ACTION ITEM
Lines with "icon": pull these out of the listing below.

—————

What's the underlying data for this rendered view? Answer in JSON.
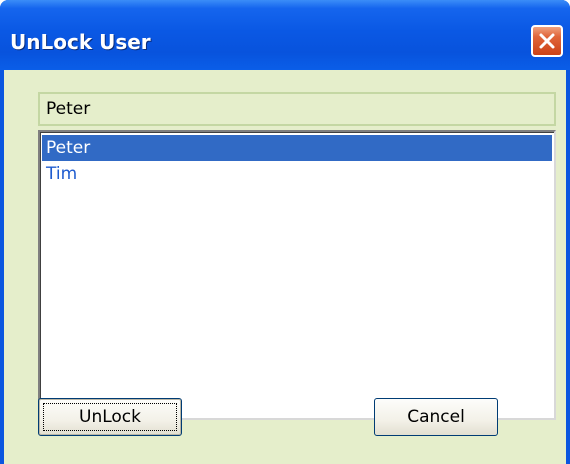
{
  "window": {
    "title": "UnLock User",
    "close_icon": "close-icon",
    "colors": {
      "titlebar": "#0a58e4",
      "client_background": "#e5eecb",
      "close_button": "#e0653a",
      "selection": "#316ac5",
      "item_text": "#1f5ccf"
    }
  },
  "form": {
    "name_value": "Peter"
  },
  "users": {
    "items": [
      {
        "label": "Peter",
        "selected": true
      },
      {
        "label": "Tim",
        "selected": false
      }
    ]
  },
  "buttons": {
    "unlock_label": "UnLock",
    "cancel_label": "Cancel"
  }
}
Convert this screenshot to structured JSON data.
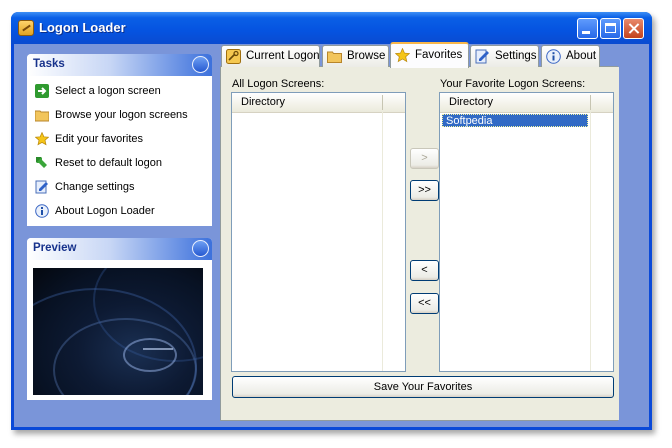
{
  "window": {
    "title": "Logon Loader"
  },
  "tasks_panel": {
    "title": "Tasks",
    "items": [
      {
        "label": "Select a logon screen",
        "icon": "green-arrow-icon"
      },
      {
        "label": "Browse your logon screens",
        "icon": "folder-icon"
      },
      {
        "label": "Edit your favorites",
        "icon": "star-icon"
      },
      {
        "label": "Reset to default logon",
        "icon": "reset-arrow-icon"
      },
      {
        "label": "Change settings",
        "icon": "settings-icon"
      },
      {
        "label": "About Logon Loader",
        "icon": "info-icon"
      }
    ]
  },
  "preview_panel": {
    "title": "Preview"
  },
  "tabs": [
    {
      "label": "Current Logon",
      "icon": "key-icon"
    },
    {
      "label": "Browse",
      "icon": "folder-icon"
    },
    {
      "label": "Favorites",
      "icon": "star-icon",
      "active": true
    },
    {
      "label": "Settings",
      "icon": "settings-icon"
    },
    {
      "label": "About",
      "icon": "info-icon"
    }
  ],
  "favorites": {
    "all_label": "All Logon Screens:",
    "fav_label": "Your Favorite Logon Screens:",
    "all_column": "Directory",
    "fav_column": "Directory",
    "all_items": [],
    "fav_items": [
      "Softpedia"
    ],
    "buttons": {
      "add": ">",
      "add_all": ">>",
      "remove": "<",
      "remove_all": "<<"
    },
    "save_label": "Save Your Favorites"
  },
  "colors": {
    "titlebar": "#0553e0",
    "client_bg": "#7a95d9",
    "selection": "#316ac5",
    "tab_highlight": "#f7b64a"
  }
}
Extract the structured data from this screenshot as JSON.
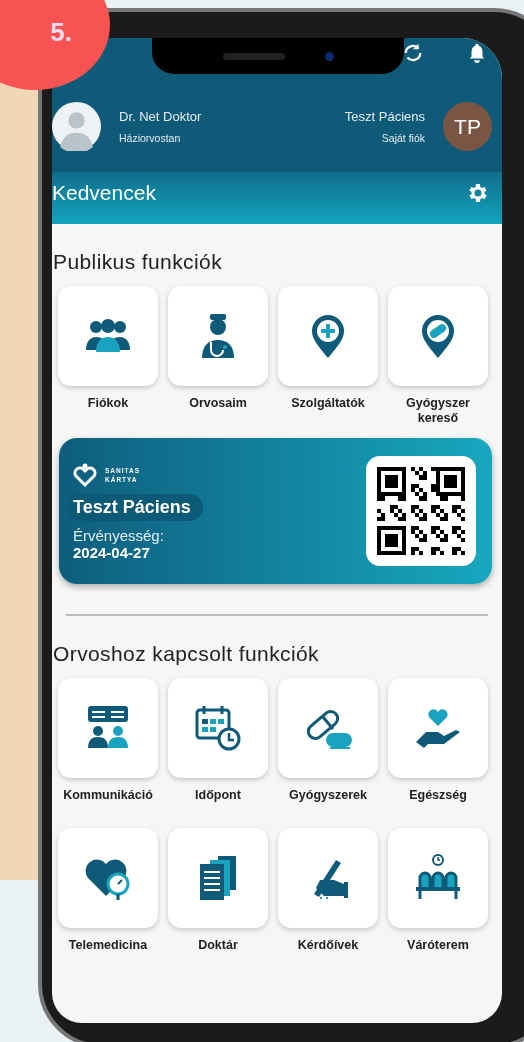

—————

RESPONSE TO THIS TASK
    "close_icon": "close-icon",
        "icon": "green-arrow-icon"
        "icon": "folder-icon"
        "icon": "star-icon"
        "icon": "reset-arrow-icon"
        "icon": "settings-icon"
        "icon": "info-icon"
      "icon": "key-icon"
      "icon": "folder-icon"
      "icon": "star-icon",
      "icon": "settings-icon"
      "icon": "info-icon"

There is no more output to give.